The touch screen is a TFT LCD panel with a moderate resolution of 1,280 by 720 pixels. No phone would pass muster with just 210 pixels per inch (ppi) these days, and it must be said that the reading experience leaves a little to be desired. Still, a device like the Getac ZX70 G2 is more likely to be used for form filling or accessing inventory databases than for reading websites or checking social media feeds. Outdoor readability is good, though, thanks to the screen's 580 nits brightness.
Getac provides its own file browser, camera app, text scanner and barcode/QR code reader, and a settings tool where you can configure the functions of some of the side buttons.
Ports and connectors are plentiful. On one of the short edges, under a cover that's screwed in place, there's a MicroSD card slot and SIM slot for the optional 4G LTE broadband connection.
On the top edge there's space for an optional barcode reading lens as well as the power button, volume rocker and a 'trigger' button that fires up the barcode reader. The bottom edge houses USB host, Micro-USB client, docking station, GPS passthrough and WWAN passthrough ports. There are also a couple of mounts allowing you to permanently fix the Getac ZX70 G2 into position. Meanwhile, the back can house an RFID/NFC reading plate and a fingerprint scanner, both optional.

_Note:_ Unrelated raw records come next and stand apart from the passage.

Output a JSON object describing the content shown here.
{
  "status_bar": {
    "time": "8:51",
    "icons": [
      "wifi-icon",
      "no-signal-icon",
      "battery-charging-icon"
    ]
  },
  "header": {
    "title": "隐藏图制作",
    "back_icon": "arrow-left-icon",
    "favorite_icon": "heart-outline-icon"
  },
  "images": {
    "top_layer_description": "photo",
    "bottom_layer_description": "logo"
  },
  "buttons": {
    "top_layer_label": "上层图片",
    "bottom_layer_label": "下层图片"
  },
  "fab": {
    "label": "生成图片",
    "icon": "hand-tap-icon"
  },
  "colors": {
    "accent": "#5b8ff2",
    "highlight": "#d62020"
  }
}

The cameras are utilitarian rather than showy -- an 8MP front-facing webcam, and a 12MP camera with LED flash at the back. This is a significant update from the 2MP (front)/8MP (rear) setup in the 2017 model.
The Getac ZX70 G2 runs Android 9 -- now two generations old -- on Qualcomm's mid-range Snapdragon 660 chipset. There is 4GB of RAM and 64GB of internal storage (expandable via MicroSD). The previous model's complement was 3GB of RAM and 32GB of storage.
Battery life is a key area, and although the tablet's 8,480mAh battery is referred to as 'industry leading' on Getac's website, its expected longevity is not specified. Clearly this is something prospective users will need to check with the company. Another key missing piece of information is the price. Getac told me the starting price is £766 (ex. VAT), but this rugged tablet will likely be bought in bulk rather than singly, with the configuration highly specific to each use case, so price will be a matter of discussion at the point of purchase.
Overall, the Getac ZX70 G2 provides an uptick in specifications from its Intel Atom x5-Z8350-based predecessor, while retaining the previous model's fully rugged industrial design. It could do with an Android update though, and both the battery life and guide pricing should be quoted online.